Better regulation: the consumer contribution (2007)

We examine how consumer needs, experiences and expectations should drive regulatory decision-making, through direct dialogue. Supported by the then Department of Trade and Industry and the National Weights and Measures Laboratory, we chose weights and measures regulation as the testing ground for a new approach to regulatory decision-making. NCC brought together policymakers, regulators, enforcers and consumers in a collaborative dialogue, so that all the key players could for the very first time hear each others' views and develop a common agenda about what is needed - and what isn't.

Warning! Too Much Information Can Harm (2007)

This was a collaborative project with the Better Regulation Executive examining the effectiveness of government requirements on business to provide information to consumers. Consumer research found that many information remedies were failing to have the desired impact. Much of the information provided with products and services is rejected by consumers because it is unhelpful or presented in a complex or unappealing format. Our findings inspired a guide for policy-makers on when to use information remedies and how to maximise their effectiveness.

Engaging people in healthcare regulation - a route map for action (2008)

People are often the best, and sometimes the only, judges of the services they use everyday. NCC has developed a route map for action, to help a new generation of regulators turn the rhetoric of people-focused public services into practical action that delivers tangible benefits. Our route map puts forward key areas for action, each of which is underpinned by detailed recommendations.

Rating Regulators (forthcoming)

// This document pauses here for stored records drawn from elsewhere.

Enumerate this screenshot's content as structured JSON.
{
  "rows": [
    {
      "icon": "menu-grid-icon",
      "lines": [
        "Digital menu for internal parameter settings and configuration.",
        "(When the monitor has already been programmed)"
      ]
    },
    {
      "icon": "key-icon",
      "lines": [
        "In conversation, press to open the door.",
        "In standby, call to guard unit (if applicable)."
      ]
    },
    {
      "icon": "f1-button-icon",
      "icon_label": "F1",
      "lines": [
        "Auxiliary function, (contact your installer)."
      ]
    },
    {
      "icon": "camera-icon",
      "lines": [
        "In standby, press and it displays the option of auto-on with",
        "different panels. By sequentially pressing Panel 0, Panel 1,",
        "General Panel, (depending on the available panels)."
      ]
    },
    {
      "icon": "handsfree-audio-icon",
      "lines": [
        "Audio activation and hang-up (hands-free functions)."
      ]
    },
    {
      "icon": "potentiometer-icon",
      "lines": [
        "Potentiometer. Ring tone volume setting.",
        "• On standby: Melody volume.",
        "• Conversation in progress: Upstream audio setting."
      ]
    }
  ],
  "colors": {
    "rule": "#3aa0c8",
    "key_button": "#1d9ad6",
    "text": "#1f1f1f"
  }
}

A major new project will identify the characteristics that consumer-focused regulators should exhibit in their activities and working methods, and measure how far a selection of regulators is performing against these criteria. An independent external panel, consisting of senior figures in the fields of regulation, business and consumer affairs, is advising NCC on our methodology and conclusions. The project will provide a self-diagnostic tool that all regulators can use to identify strengths and weaknesses and identify lessons that will influence future regulation policy and practice across the economy.



Policy Practice

The NCC has influenced the framework in which regulators operate and pursued regulatory solutions to tackle intractable consumer problems in a variety of sectors. For example:

We argued successfully for the creation of the Food Standards Agency and shaped the legislation creating regulators such as the Financial Services Authority and Ofcom.

In professional regulation, reforms to the General Medical Council and the General Dental Council were influenced by our self-regulation audits. We were influential in shaping the Legal Services Act, which should give this sector a much stronger consumer focus.

In our submission to the Cave Review, we called for a single regulatory body for social housing, which needs to operate with a consumer focus and a clear mandate to champion the transition towards a more effective market.

We are spearheading a self-regulatory solution in the car servicing and repair market, where mystery shopping evidence suggests 51 per cent of garages provide unsatisfactory work at an annual cost to consumers of 4 billion.

We supported moves to deregulate the conveyancing and optical services markets. Last year, we launched a campaign to remove locally-imposed quantity restrictions on taxis.









About the National Consumer Council (NCC)

The NCC makes a practical difference to the lives of consumers around the UK, using its insight into consumer needs to advocate change. We work with public service providers, businesses and regulators, and our relationship with the Department of Trade and Industry - our main funder - gives us a strong connection within government. We conduct rigorous research and policy analysis to investigate key consumer issues, and use this to influence organisations and people that make change happen. Check for our latest news.